The notably anti-gay sermon accompanying a Muslim Friday prayer on Feb. 15 on the campus of Cornell University didn’t go over so well.

The Cornell Sun first reported the story.

“Not all homosexuals are pedophiles, but all pedophiles are homosexuals,” the person who delivered the sermon said, according to junior Ihsan Kabir, president of the Committee for the Advancement of Muslim Culture.

“Homosexuals are freaks and queers who want a pink earth,” was another lesson preached, Kabir said, according to The Sun.

But wait!
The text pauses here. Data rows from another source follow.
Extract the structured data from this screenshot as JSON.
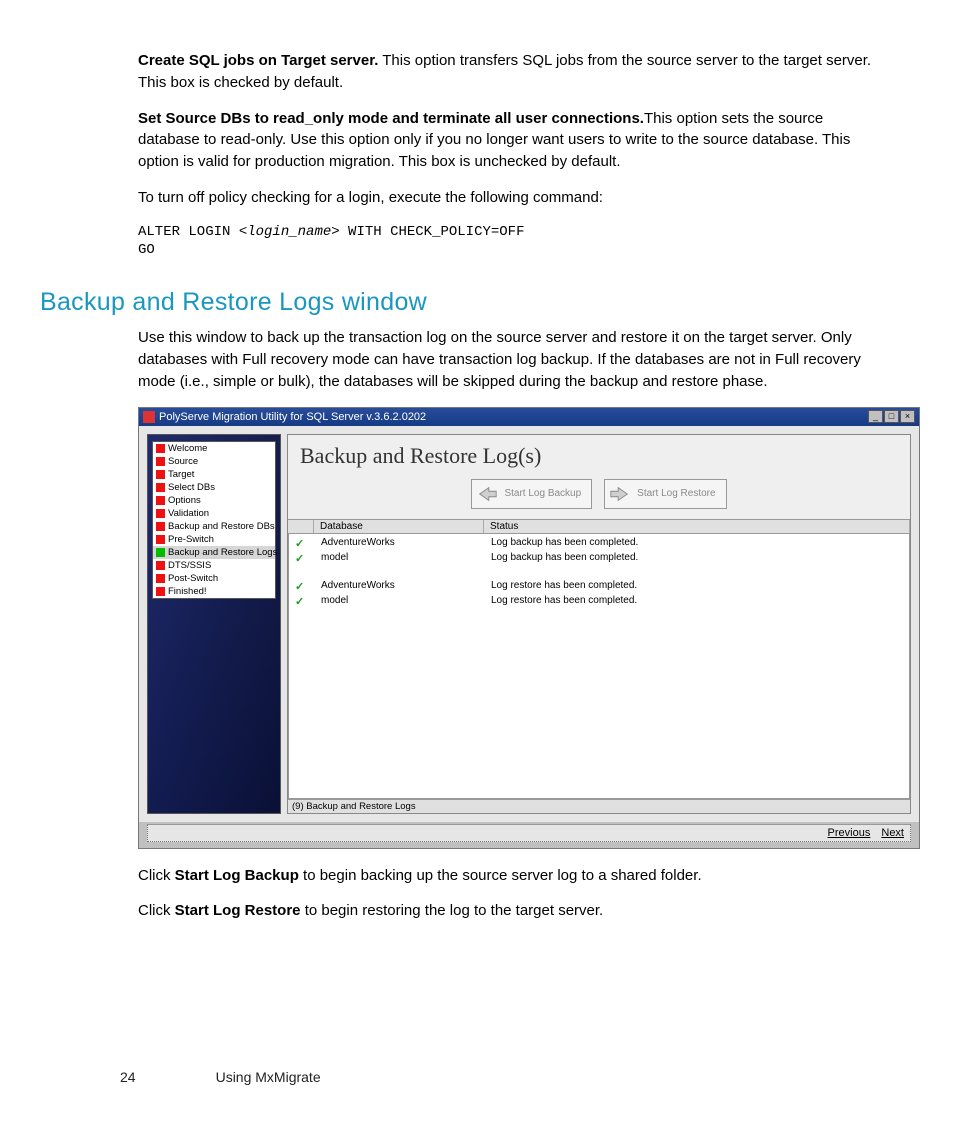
{
  "paragraphs": {
    "p1_bold": "Create SQL jobs on Target server.",
    "p1_rest": " This option transfers SQL jobs from the source server to the target server. This box is checked by default.",
    "p2_bold": "Set Source DBs to read_only mode and terminate all user connections.",
    "p2_rest": "This option sets the source database to read-only. Use this option only if you no longer want users to write to the source database. This option is valid for production migration. This box is unchecked by default.",
    "p3": "To turn off policy checking for a login, execute the following command:",
    "code_pre": "ALTER LOGIN ",
    "code_it": "<login_name>",
    "code_post": " WITH CHECK_POLICY=OFF",
    "code_line2": "GO",
    "heading": "Backup and Restore Logs window",
    "p4": "Use this window to back up the transaction log on the source server and restore it on the target server. Only databases with Full recovery mode can have transaction log backup. If the databases are not in Full recovery mode (i.e., simple or bulk), the databases will be skipped during the backup and restore phase.",
    "p5_a": "Click ",
    "p5_b": "Start Log Backup",
    "p5_c": " to begin backing up the source server log to a shared folder.",
    "p6_a": "Click ",
    "p6_b": "Start Log Restore",
    "p6_c": " to begin restoring the log to the target server."
  },
  "window": {
    "title": "PolyServe Migration Utility for SQL Server v.3.6.2.0202",
    "nav": [
      {
        "label": "Welcome",
        "sel": false,
        "g": false
      },
      {
        "label": "Source",
        "sel": false,
        "g": false
      },
      {
        "label": "Target",
        "sel": false,
        "g": false
      },
      {
        "label": "Select DBs",
        "sel": false,
        "g": false
      },
      {
        "label": "Options",
        "sel": false,
        "g": false
      },
      {
        "label": "Validation",
        "sel": false,
        "g": false
      },
      {
        "label": "Backup and Restore DBs",
        "sel": false,
        "g": false
      },
      {
        "label": "Pre-Switch",
        "sel": false,
        "g": false
      },
      {
        "label": "Backup and Restore Logs",
        "sel": true,
        "g": true
      },
      {
        "label": "DTS/SSIS",
        "sel": false,
        "g": false
      },
      {
        "label": "Post-Switch",
        "sel": false,
        "g": false
      },
      {
        "label": "Finished!",
        "sel": false,
        "g": false
      }
    ],
    "pane_title": "Backup and Restore Log(s)",
    "buttons": {
      "backup": "Start Log Backup",
      "restore": "Start Log Restore"
    },
    "columns": {
      "db": "Database",
      "status": "Status"
    },
    "rows": [
      {
        "db": "AdventureWorks",
        "status": "Log backup has been completed."
      },
      {
        "db": "model",
        "status": "Log backup has been completed."
      },
      {
        "db": "",
        "status": ""
      },
      {
        "db": "AdventureWorks",
        "status": "Log restore has been completed."
      },
      {
        "db": "model",
        "status": "Log restore has been completed."
      }
    ],
    "statusbar": "(9) Backup and Restore Logs",
    "prev": "Previous",
    "next": "Next"
  },
  "footer": {
    "page": "24",
    "section": "Using MxMigrate"
  }
}
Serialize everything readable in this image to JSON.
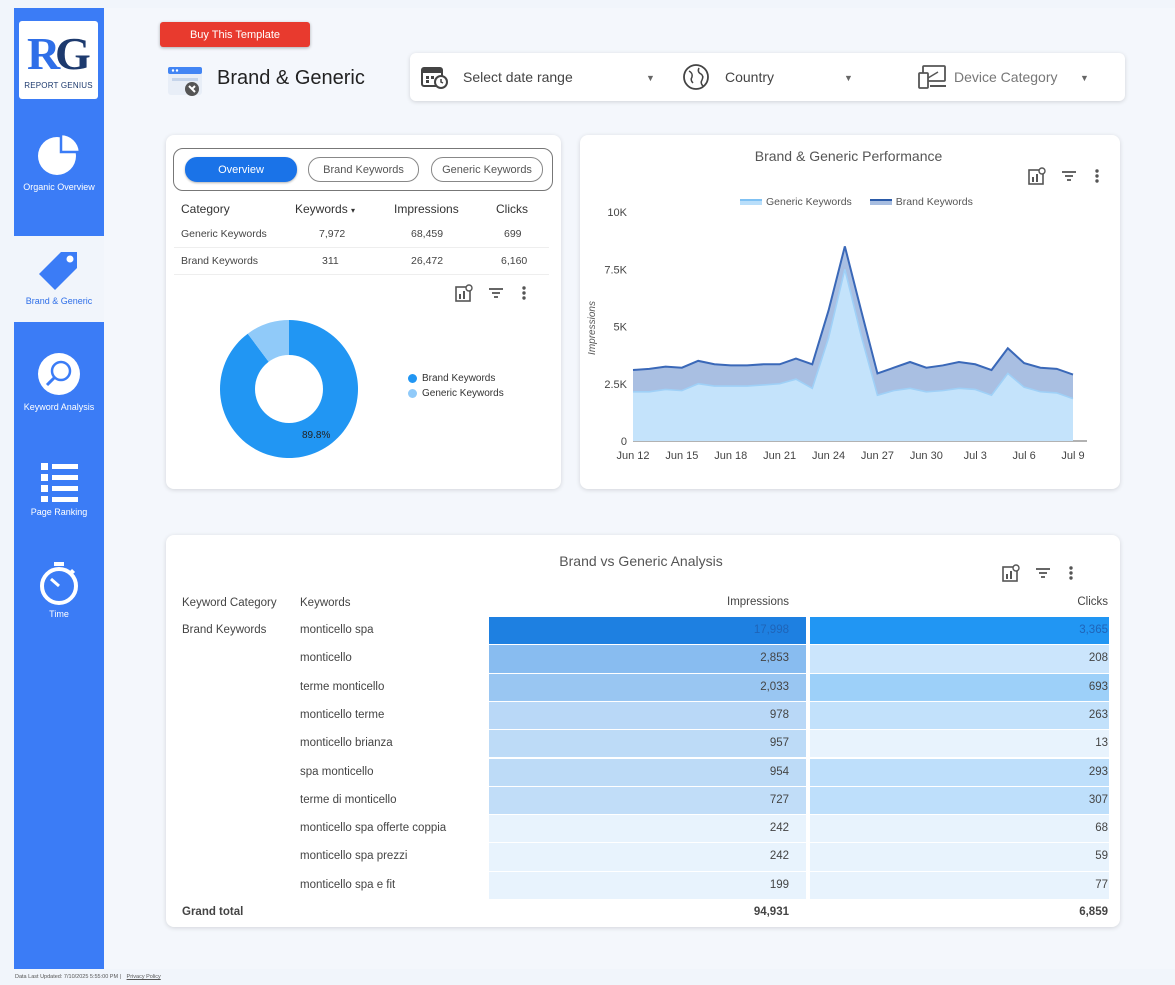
{
  "sidebar": {
    "logo_text": "REPORT GENIUS",
    "logo_letters": "RG",
    "items": [
      {
        "label": "Organic Overview",
        "icon": "pie-chart-icon"
      },
      {
        "label": "Brand & Generic",
        "icon": "tag-icon"
      },
      {
        "label": "Keyword Analysis",
        "icon": "magnify-icon"
      },
      {
        "label": "Page Ranking",
        "icon": "list-icon"
      },
      {
        "label": "Time",
        "icon": "stopwatch-icon"
      }
    ]
  },
  "header": {
    "buy_label": "Buy This Template",
    "title": "Brand & Generic"
  },
  "filters": {
    "date": "Select date range",
    "country": "Country",
    "device": "Device Category"
  },
  "tabs": [
    "Overview",
    "Brand Keywords",
    "Generic Keywords"
  ],
  "summary_table": {
    "headers": [
      "Category",
      "Keywords",
      "Impressions",
      "Clicks"
    ],
    "sort_indicator": "▾",
    "rows": [
      [
        "Generic Keywords",
        "7,972",
        "68,459",
        "699"
      ],
      [
        "Brand Keywords",
        "311",
        "26,472",
        "6,160"
      ]
    ]
  },
  "donut": {
    "legend": [
      "Brand Keywords",
      "Generic Keywords"
    ],
    "label": "89.8%",
    "values": [
      89.8,
      10.2
    ],
    "colors": [
      "#2196f3",
      "#90caf9"
    ]
  },
  "chart_data": {
    "type": "area",
    "title": "Brand & Generic Performance",
    "ylabel": "Impressions",
    "xlabel": "",
    "x_ticks": [
      "Jun 12",
      "Jun 15",
      "Jun 18",
      "Jun 21",
      "Jun 24",
      "Jun 27",
      "Jun 30",
      "Jul 3",
      "Jul 6",
      "Jul 9"
    ],
    "y_ticks": [
      "0",
      "2.5K",
      "5K",
      "7.5K",
      "10K"
    ],
    "ylim": [
      0,
      10000
    ],
    "legend_position": "top",
    "x": [
      "Jun 12",
      "Jun 13",
      "Jun 14",
      "Jun 15",
      "Jun 16",
      "Jun 17",
      "Jun 18",
      "Jun 19",
      "Jun 20",
      "Jun 21",
      "Jun 22",
      "Jun 23",
      "Jun 24",
      "Jun 25",
      "Jun 26",
      "Jun 27",
      "Jun 28",
      "Jun 29",
      "Jun 30",
      "Jul 1",
      "Jul 2",
      "Jul 3",
      "Jul 4",
      "Jul 5",
      "Jul 6",
      "Jul 7"
    ],
    "series": [
      {
        "name": "Generic Keywords",
        "color": "#9fd0f7",
        "values": [
          2150,
          2150,
          2250,
          2200,
          2500,
          2400,
          2400,
          2400,
          2450,
          2500,
          2700,
          2300,
          4500,
          7500,
          4600,
          2000,
          2200,
          2300,
          2150,
          2200,
          2300,
          2250,
          2000,
          2950,
          2350,
          2150,
          2100,
          1850
        ]
      },
      {
        "name": "Brand Keywords",
        "color": "#3a68b8",
        "values": [
          3100,
          3150,
          3250,
          3200,
          3500,
          3350,
          3300,
          3300,
          3350,
          3350,
          3600,
          3350,
          5700,
          8500,
          5700,
          2950,
          3200,
          3450,
          3200,
          3300,
          3450,
          3350,
          3100,
          4050,
          3400,
          3200,
          3150,
          2900
        ]
      }
    ]
  },
  "analysis": {
    "title": "Brand vs Generic Analysis",
    "headers": [
      "Keyword Category",
      "Keywords",
      "Impressions",
      "Clicks"
    ],
    "category": "Brand Keywords",
    "rows": [
      {
        "keyword": "monticello spa",
        "impressions": "17,998",
        "clicks": "3,365",
        "imp_level": 1.0,
        "clk_level": 1.0
      },
      {
        "keyword": "monticello",
        "impressions": "2,853",
        "clicks": "208",
        "imp_level": 0.26,
        "clk_level": 0.03
      },
      {
        "keyword": "terme monticello",
        "impressions": "2,033",
        "clicks": "693",
        "imp_level": 0.18,
        "clk_level": 0.17
      },
      {
        "keyword": "monticello terme",
        "impressions": "978",
        "clicks": "263",
        "imp_level": 0.07,
        "clk_level": 0.05
      },
      {
        "keyword": "monticello brianza",
        "impressions": "957",
        "clicks": "13",
        "imp_level": 0.06,
        "clk_level": 0.0
      },
      {
        "keyword": "spa monticello",
        "impressions": "954",
        "clicks": "293",
        "imp_level": 0.06,
        "clk_level": 0.06
      },
      {
        "keyword": "terme di monticello",
        "impressions": "727",
        "clicks": "307",
        "imp_level": 0.05,
        "clk_level": 0.06
      },
      {
        "keyword": "monticello spa offerte coppia",
        "impressions": "242",
        "clicks": "68",
        "imp_level": 0.01,
        "clk_level": 0.01
      },
      {
        "keyword": "monticello spa prezzi",
        "impressions": "242",
        "clicks": "59",
        "imp_level": 0.01,
        "clk_level": 0.01
      },
      {
        "keyword": "monticello spa e fit",
        "impressions": "199",
        "clicks": "77",
        "imp_level": 0.0,
        "clk_level": 0.01
      }
    ],
    "total_label": "Grand total",
    "total_impressions": "94,931",
    "total_clicks": "6,859"
  },
  "footer": {
    "updated": "Data Last Updated: 7/10/2025 5:55:00 PM",
    "privacy": "Privacy Policy"
  }
}
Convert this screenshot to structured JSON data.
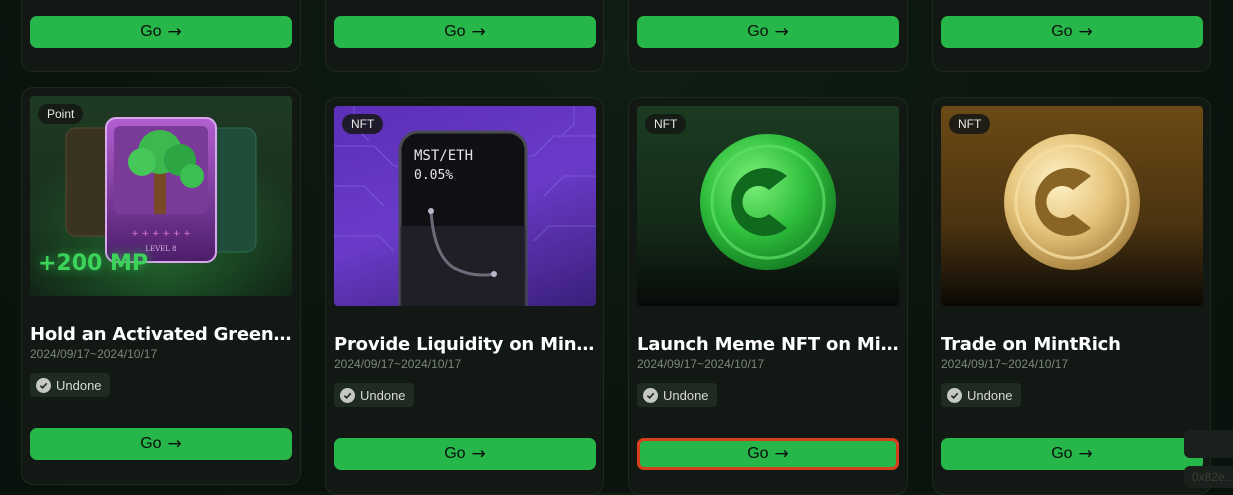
{
  "go_label": "Go",
  "top_row": [
    {
      "button": "Go"
    },
    {
      "button": "Go"
    },
    {
      "button": "Go"
    },
    {
      "button": "Go"
    }
  ],
  "cards": [
    {
      "tag": "Point",
      "title": "Hold an Activated GreenID…",
      "date": "2024/09/17~2024/10/17",
      "status": "Undone",
      "button": "Go",
      "bonus": "+200 MP",
      "level_text": "LEVEL 8"
    },
    {
      "tag": "NFT",
      "title": "Provide Liquidity on MintS…",
      "date": "2024/09/17~2024/10/17",
      "status": "Undone",
      "button": "Go",
      "pair": "MST/ETH",
      "fee": "0.05%"
    },
    {
      "tag": "NFT",
      "title": "Launch Meme NFT on Min…",
      "date": "2024/09/17~2024/10/17",
      "status": "Undone",
      "button": "Go"
    },
    {
      "tag": "NFT",
      "title": "Trade on MintRich",
      "date": "2024/09/17~2024/10/17",
      "status": "Undone",
      "button": "Go"
    }
  ],
  "ghost_text": "0x82e..."
}
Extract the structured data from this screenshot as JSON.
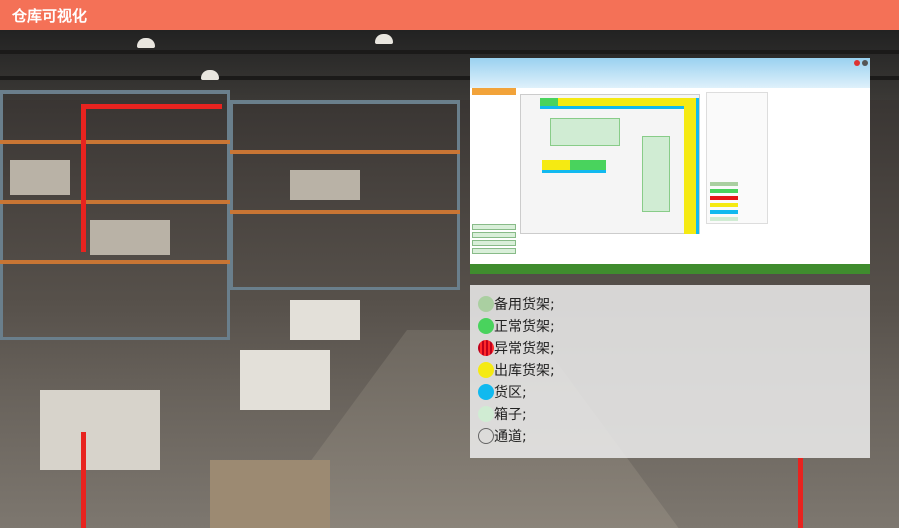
{
  "header": {
    "title": "仓库可视化"
  },
  "colors": {
    "header_bg": "#f47157",
    "corner_marker": "#e8231f",
    "panel_bg": "rgba(236,236,236,0.86)"
  },
  "legend": [
    {
      "label": "备用货架;",
      "color": "#aacfa1",
      "style": "solid"
    },
    {
      "label": "正常货架;",
      "color": "#49d35d",
      "style": "solid"
    },
    {
      "label": "异常货架;",
      "color": "#e51616",
      "style": "striped"
    },
    {
      "label": "出库货架;",
      "color": "#f5ea12",
      "style": "solid"
    },
    {
      "label": "货区;",
      "color": "#11b9ef",
      "style": "solid"
    },
    {
      "label": "箱子;",
      "color": "#d0ecd3",
      "style": "solid"
    },
    {
      "label": "通道;",
      "color": "transparent",
      "style": "outline"
    }
  ],
  "thumbnail": {
    "icon": "warehouse-map-screenshot"
  }
}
There’s more!

The person who gave the Friday Sermon then proceeded to bellow that President Barack Obama is “too liberal” in his tolerance of homosexuality, Kabir recounted.

He also condemned Muslim women who remove their head scarf after praying, The Sun reports.

“Women are dressing like men, but are naked at the same time,” the unidentified sermon-giver reportedly said.

The Sun, Cornell University’s student newspaper, noted that the person who gave the sermon to the congregation assembled in Anabel Taylor Hall is a former employee of school. Also, some students claim that the same individual has orated with similar invective in the past.

The student rag did not otherwise identify the speaker.

“A man who had been invited to speak as a religious leader made the comments,” Renee Alexander,┬ádirector of diversity alumni programs and an adviser for one of the Muslim groups on campus, told The Daily Caller. “His comments were full of bigotry and hate.”

Joe Schwartz, a public information officer at Cornell, told TheDC that the Ivy League school has a “blanket policy” against commenting on former employees.

Traditionally, a different member of a Muslim community can be chosen to deliver the sermon — or khutba — each week. The khutba giver must be a male who has attained the age of puberty and has attained a state of physical purity by washing himself properly.

Cornell junior Sanya Hashmi told The Sun that listening to the sermon was an uncomfortable experience. “No one quite knew what to do,” she said.

“I hope that this isolated incident, grave though it is, does not reflect poorly on the Muslim community here at Cornell,” Hashmi added.